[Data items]
= Beginning of Section =

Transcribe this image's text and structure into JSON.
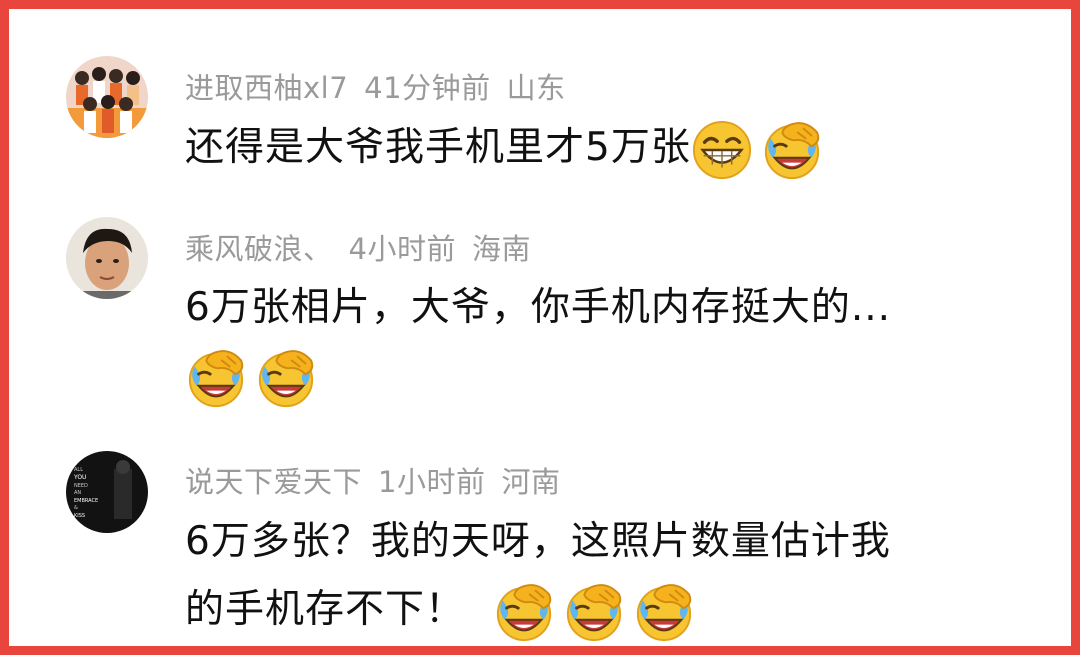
{
  "comments": [
    {
      "username": "进取西柚xl7",
      "time": "41分钟前",
      "location": "山东",
      "text": "还得是大爷我手机里才5万张",
      "emojis": [
        "grinning-squint-icon",
        "laughing-tears-icon"
      ]
    },
    {
      "username": "乘风破浪、",
      "time": "4小时前",
      "location": "海南",
      "text": "6万张相片，大爷，你手机内存挺大的...",
      "emojis": [
        "laughing-tears-icon",
        "laughing-tears-icon"
      ]
    },
    {
      "username": "说天下爱天下",
      "time": "1小时前",
      "location": "河南",
      "text_line1": "6万多张？我的天呀，这照片数量估计我",
      "text_line2": "的手机存不下！",
      "emojis": [
        "laughing-tears-icon",
        "laughing-tears-icon",
        "laughing-tears-icon"
      ]
    }
  ],
  "avatar3_text": [
    "ALL",
    "YOU",
    "NEED",
    "AN",
    "EMBRACE",
    "&",
    "KISS"
  ],
  "colors": {
    "border": "#e8463c",
    "meta_text": "#9a9a9a",
    "body_text": "#111111",
    "emoji_face": "#f7c531"
  }
}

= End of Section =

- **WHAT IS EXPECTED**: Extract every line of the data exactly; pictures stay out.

- **WRITTEN REPLY**:
Transcribe this image's text and structure into JSON.
{
  "comments": [
    {
      "username": "进取西柚xl7",
      "time": "41分钟前",
      "location": "山东",
      "text": "还得是大爷我手机里才5万张",
      "emojis": [
        "grinning-squint-icon",
        "laughing-tears-icon"
      ]
    },
    {
      "username": "乘风破浪、",
      "time": "4小时前",
      "location": "海南",
      "text": "6万张相片，大爷，你手机内存挺大的...",
      "emojis": [
        "laughing-tears-icon",
        "laughing-tears-icon"
      ]
    },
    {
      "username": "说天下爱天下",
      "time": "1小时前",
      "location": "河南",
      "text_line1": "6万多张？我的天呀，这照片数量估计我",
      "text_line2": "的手机存不下！",
      "emojis": [
        "laughing-tears-icon",
        "laughing-tears-icon",
        "laughing-tears-icon"
      ]
    }
  ],
  "avatar3_text": [
    "ALL",
    "YOU",
    "NEED",
    "AN",
    "EMBRACE",
    "&",
    "KISS"
  ],
  "colors": {
    "border": "#e8463c",
    "meta_text": "#9a9a9a",
    "body_text": "#111111",
    "emoji_face": "#f7c531"
  }
}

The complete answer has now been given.